Morapos Creek Archery Hunt
John, Tom and Steve came to hunt archery elk in Morapos Creek in 1998. We packed them in as usual and gave them the same story of where to set up and potentially good places to watch for elk, and left them to hunt on their own. While showing the country at 2 pm, the elk were coming over the ridge to the places we had just shown. Seeing them, we moved quickly on up the trail, not wanting the elk to spot us and be leery of coming out the next day (opening day).
At that time of year, the camps need to be checked daily because weather is warmer and meat will spoil if not packed to a cooler in short order. Day one: As the hunters settled in for the evening hunt, John got nestled under a pine, ready for the sun to lower and hopefully the elk would come to his wallow. He had just got settled in when he heard a noise behind him. Looking around, he was face to face with a mom bear and cub six to eight feet behind. He came flying out from under the tree, forgetting his bow in his haste, yelling and floundering around like a banshee. Mom bear, not wanting to tangle with this wild thing, ran off to the other side of the park. A short time later, she was joined by her cub. I'm sure she was telling her cub not to go near that tree---"did you see that thing?" ------------Well, John gathered his wits about himself, thinking he had muffed his evening hunt, and settled in again. In his hideaway hole, he started keeping a vigilant eye for animals (bear included) and trying to settle his heart rate to a more normal rhythm, while observing the scene in front of him. Thinking all the time no elk would come by after all that commotion. To his surprise, there came a bull about 45 minutes before sundown. Placing an arrow in what seemed to be a good area of the chest cavity, and feeling confident about it, he waited for the bull to go down as a good hunter does. As he waited, he heard elk coming down on the opposite side of him. To his amazement, a bull in the group had an arrow sticking out of it's head. Knowing his partner was in the direction the bull came from, he watched to see where the elk ran-----again, not pursuing, but waiting and watching. In good time, Steve came into view following the tracks of his bull. The head held arrow was Steve's second shot (a near miss), the first shot was the fatal shot as found later.
At this point it was becoming dusk, and hard to find a trail.

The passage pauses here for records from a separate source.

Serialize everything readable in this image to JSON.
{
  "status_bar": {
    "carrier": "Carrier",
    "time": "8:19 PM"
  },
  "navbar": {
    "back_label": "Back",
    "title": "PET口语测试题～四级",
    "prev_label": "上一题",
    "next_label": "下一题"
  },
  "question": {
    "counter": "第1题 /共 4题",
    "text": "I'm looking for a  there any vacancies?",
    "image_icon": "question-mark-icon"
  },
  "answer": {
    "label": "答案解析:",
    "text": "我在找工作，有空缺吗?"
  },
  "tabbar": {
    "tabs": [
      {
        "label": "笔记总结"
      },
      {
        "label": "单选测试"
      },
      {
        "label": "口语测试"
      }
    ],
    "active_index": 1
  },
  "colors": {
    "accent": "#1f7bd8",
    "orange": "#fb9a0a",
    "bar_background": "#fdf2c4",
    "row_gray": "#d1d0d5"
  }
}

Neither bull could be found, so the party of three headed back with flashlights to camp, planning on coming out early the following morning to trace out their bulls.
Following GPS signals, they were on track ----however, in the middle of the park, the ferns were so high, it was hard to catch the trail leading them back to the tent, about a mile away, up hill. While talking and discussing the events of the evening, and trying to find the trail, they heard a snort. Flashing lights at the noise, they found a wounded bull facing them, hair raised and glassy eyed. John recognized it as being the animal he had shot earlier. Immediately knocking an arrow, with a flashlight in his mouth, he proceeded to shoot the animal at a short distance. While letting the bow string fly, caught his flashlight and nearly tore his teeth out. Now pitch black, except for the other's lights, he let a second arrow fly, striking the bull in a vulnerable area, creating more tense atmosphere for both bull and hunters. The bull now lay his antlers down in a dead pine and proceeded to tear it to pieces in his rage. At this point, the hunters were trying to find something to hide behind, and John was yelling "don't break your antlers!" At one o'clock AM, they got to camp for supper --could call it early breakfast -- and bed after skinning and hanging the bull bagged by flashlight.
Larry Menygoats and I came in the next morning to find a note on the tent door, directing us to the tracking area. With five of us tracking, we found Steve's bull 150 yards from where John had watched him run by. Larry M. and I packed out the two bulls, and came back the next day for the hunters.
In the year 2000, these fellows came back with a party of eight, and only took one bull home, but they had a great time, and saw a good number of elk. John had a painful time riding out, however, and finally had to walk. Later, he found he had a kidney stone problem.
Hey John! We may forget the ride out, but I bet you won't. The rest of the story, I will always remember. I enjoy hearing you tell it.
These are hunts one will remember for a life time, and stories told over and over again, making life really worth while. Plus the fact more life long friends have been made.